I guess one last thing. High school seems all encompassing and your life seems to depend on it. Grades, grades and grades. Life is more than grades. Give your 100% each day, BUT realize your 100% today maybe different than yesterday’s. I think I have had a fairly successful life and I was a “C” student in high school (not college though).   

Cardinal Nation: What did you gain from your service that helped you throughout your life and career? 

Doug Koman: Other than the values I mentioned, I think humor and an appreciation of others. There will always be someone more successful and less successful than yourself; appreciate each person. I’m competitive. For a long time striving to get ahead was “IT”. While in the Washington (DC) Field Office, I arrived at 6:30 a.m. (75-minute commute) and left after 7 p.m. I was burning myself out and was I getting ahead. Accomplishing more? No.

I continue to work at taking life with humor. The ability to laugh at myself and some of the dumb things that I say or do. Be balanced; whatever it is, schoolwork, athletics, home, church, whatever.

Cardinal Nation: What is the importance of the military signing ceremony for you, and what advice or words can you share with the students? 

Doug Koman: As a veteran I want to know that there are those in the following generations that are willing to wear the uniform. They are willing to step up. The military is not for everyone. Less than 1% of those eligible, serve. I spent 32 years of my life serving this country; three times I took an oath to defend her Constitution from all enemies, foreign and domestic. I am unapologetic in regards to my love of country. Service, the act of helping; doing or recognizing / fulfilling a need beyond yourself. Wearing the uniform is an honor. Its lineage stretches back to April 19, 1775. 

Some see it this way and most others do not. Statistics bear this out. 

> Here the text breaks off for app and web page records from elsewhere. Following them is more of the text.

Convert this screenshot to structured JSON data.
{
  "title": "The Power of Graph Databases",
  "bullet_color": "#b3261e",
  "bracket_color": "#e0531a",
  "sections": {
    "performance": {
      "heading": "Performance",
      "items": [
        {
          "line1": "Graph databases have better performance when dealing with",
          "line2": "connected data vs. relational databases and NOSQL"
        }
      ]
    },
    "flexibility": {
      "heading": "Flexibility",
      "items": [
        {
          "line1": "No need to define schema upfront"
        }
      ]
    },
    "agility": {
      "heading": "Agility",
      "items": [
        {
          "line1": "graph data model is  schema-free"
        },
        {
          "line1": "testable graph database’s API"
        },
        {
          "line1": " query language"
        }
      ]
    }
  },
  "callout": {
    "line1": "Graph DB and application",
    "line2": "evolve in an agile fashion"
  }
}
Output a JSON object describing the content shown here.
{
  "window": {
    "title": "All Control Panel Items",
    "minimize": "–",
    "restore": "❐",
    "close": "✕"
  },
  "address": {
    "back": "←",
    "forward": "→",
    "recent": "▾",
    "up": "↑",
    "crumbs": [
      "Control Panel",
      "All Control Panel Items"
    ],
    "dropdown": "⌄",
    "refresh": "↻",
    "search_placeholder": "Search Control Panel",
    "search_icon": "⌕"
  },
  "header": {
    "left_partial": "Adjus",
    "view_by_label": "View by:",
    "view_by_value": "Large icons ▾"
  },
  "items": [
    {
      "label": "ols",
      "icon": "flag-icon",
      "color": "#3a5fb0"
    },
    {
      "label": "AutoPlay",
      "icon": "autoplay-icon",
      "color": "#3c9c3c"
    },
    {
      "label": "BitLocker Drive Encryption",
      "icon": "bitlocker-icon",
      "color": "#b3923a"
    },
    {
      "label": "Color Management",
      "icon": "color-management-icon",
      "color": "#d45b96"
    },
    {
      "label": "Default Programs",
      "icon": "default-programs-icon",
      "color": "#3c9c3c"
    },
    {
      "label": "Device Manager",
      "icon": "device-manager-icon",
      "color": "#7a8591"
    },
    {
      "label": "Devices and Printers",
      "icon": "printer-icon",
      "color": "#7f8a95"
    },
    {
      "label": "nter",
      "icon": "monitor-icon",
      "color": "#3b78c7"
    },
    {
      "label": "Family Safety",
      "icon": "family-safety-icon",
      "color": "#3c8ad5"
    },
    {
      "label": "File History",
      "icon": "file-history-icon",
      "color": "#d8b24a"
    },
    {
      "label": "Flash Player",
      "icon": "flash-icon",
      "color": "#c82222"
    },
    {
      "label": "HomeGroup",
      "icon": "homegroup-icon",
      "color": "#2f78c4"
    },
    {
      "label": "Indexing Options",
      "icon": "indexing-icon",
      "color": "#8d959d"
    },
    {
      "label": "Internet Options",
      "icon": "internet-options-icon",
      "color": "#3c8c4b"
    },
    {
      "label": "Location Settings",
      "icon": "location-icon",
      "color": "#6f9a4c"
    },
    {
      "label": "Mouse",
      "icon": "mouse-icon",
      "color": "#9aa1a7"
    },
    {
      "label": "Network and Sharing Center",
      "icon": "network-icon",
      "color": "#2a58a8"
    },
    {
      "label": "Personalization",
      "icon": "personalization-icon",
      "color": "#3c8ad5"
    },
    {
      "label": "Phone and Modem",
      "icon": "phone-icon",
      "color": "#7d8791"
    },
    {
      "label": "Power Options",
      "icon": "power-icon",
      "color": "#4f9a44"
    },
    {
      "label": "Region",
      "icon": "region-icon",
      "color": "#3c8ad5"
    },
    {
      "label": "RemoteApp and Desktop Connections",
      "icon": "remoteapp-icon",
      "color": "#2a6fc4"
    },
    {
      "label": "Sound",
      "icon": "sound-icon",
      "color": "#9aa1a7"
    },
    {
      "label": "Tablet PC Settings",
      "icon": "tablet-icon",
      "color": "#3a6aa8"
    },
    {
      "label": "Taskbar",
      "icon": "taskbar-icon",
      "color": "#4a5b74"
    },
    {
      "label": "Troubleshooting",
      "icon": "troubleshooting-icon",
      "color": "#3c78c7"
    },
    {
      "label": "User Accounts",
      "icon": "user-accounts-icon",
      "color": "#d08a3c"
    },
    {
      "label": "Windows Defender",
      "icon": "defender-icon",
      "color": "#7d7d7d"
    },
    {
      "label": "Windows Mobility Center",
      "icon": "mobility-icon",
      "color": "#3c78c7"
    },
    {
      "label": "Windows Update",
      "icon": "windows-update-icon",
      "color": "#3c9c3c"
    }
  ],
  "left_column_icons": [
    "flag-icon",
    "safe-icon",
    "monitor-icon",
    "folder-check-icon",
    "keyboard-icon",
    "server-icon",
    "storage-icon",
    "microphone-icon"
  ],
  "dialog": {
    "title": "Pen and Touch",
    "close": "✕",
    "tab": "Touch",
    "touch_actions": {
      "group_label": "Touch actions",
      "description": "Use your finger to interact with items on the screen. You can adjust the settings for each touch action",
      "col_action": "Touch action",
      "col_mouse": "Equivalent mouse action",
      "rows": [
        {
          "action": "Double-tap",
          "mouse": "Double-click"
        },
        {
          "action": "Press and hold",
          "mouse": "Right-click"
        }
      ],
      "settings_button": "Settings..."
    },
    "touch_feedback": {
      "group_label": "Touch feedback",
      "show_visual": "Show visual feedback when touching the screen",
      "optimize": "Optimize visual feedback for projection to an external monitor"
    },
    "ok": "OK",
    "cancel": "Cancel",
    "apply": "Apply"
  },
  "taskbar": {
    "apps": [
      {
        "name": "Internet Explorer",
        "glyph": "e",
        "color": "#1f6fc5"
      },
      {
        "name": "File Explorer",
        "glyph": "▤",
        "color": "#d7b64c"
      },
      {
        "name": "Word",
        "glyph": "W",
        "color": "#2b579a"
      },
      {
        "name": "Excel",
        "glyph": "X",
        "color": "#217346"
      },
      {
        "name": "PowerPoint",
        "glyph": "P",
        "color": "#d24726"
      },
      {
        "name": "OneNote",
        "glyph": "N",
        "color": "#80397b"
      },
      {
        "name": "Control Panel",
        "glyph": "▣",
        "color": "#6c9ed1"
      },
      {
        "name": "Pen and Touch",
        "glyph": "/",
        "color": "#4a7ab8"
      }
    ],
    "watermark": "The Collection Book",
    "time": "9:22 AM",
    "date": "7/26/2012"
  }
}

Look beyond yourself and serve where you are called; serve others. Over the last two years we saw this level of service, dedication, and sacrifice from nurses and doctors.

I will be at MHS’ next  “Koman-Spreng-Zonneville Military Signing Day.” I will shake the hand of each female and male student stepping up and will know our country is in good hands.